Task item ::
If a line below contains the string "comment", copy it out.

Materials provided ::

--- START ---

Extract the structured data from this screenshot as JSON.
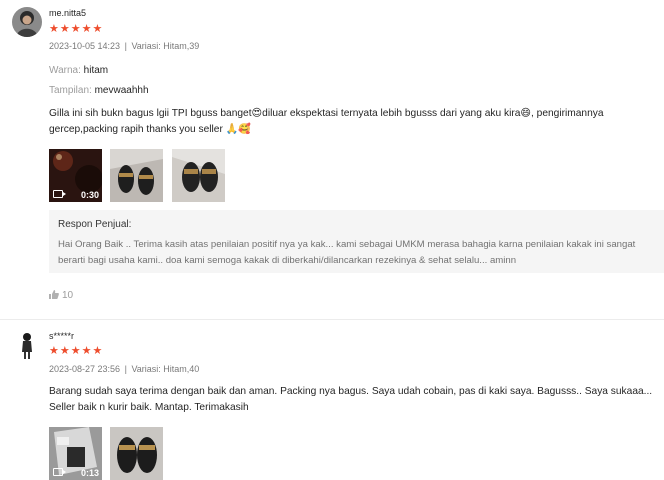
{
  "reviews": [
    {
      "username": "me.nitta5",
      "stars": "★★★★★",
      "date": "2023-10-05 14:23",
      "separator": "|",
      "variation": "Variasi: Hitam,39",
      "attributes": [
        {
          "label": "Warna:",
          "value": "hitam"
        },
        {
          "label": "Tampilan:",
          "value": "mevwaahhh"
        }
      ],
      "comment": "Gilla ini sih bukn bagus lgii TPI bguss banget😍diluar ekspektasi ternyata lebih bgusss dari yang aku kira😄, pengirimannya gercep,packing rapih thanks you seller 🙏🥰",
      "media": [
        {
          "type": "video",
          "duration": "0:30"
        },
        {
          "type": "image"
        },
        {
          "type": "image"
        }
      ],
      "seller_response": {
        "title": "Respon Penjual:",
        "text": "Hai Orang Baik .. Terima kasih atas penilaian positif nya ya kak... kami sebagai UMKM merasa bahagia karna penilaian kakak ini sangat berarti bagi usaha kami.. doa kami semoga kakak di diberkahi/dilancarkan rezekinya & sehat selalu... aminn"
      },
      "likes": "10"
    },
    {
      "username": "s*****r",
      "stars": "★★★★★",
      "date": "2023-08-27 23:56",
      "separator": "|",
      "variation": "Variasi: Hitam,40",
      "comment": "Barang sudah saya terima dengan baik dan aman. Packing nya bagus. Saya udah cobain, pas di kaki saya. Bagusss.. Saya sukaaa... Seller baik n kurir baik. Mantap. Terimakasih",
      "media": [
        {
          "type": "video",
          "duration": "0:13"
        },
        {
          "type": "image"
        }
      ]
    }
  ],
  "colors": {
    "star": "#ee4d2d",
    "response_bg": "#f5f5f5"
  }
}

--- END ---

Your response ::
      "comment": "Gilla ini sih bukn bagus lgii TPI bguss banget😍diluar ekspektasi ternyata lebih bgusss dari yang aku kira😄, pengirimannya gercep,packing rapih thanks you seller 🙏🥰",
      "comment": "Barang sudah saya terima dengan baik dan aman. Packing nya bagus. Saya udah cobain, pas di kaki saya. Bagusss.. Saya sukaaa... Seller baik n kurir baik. Mantap. Terimakasih",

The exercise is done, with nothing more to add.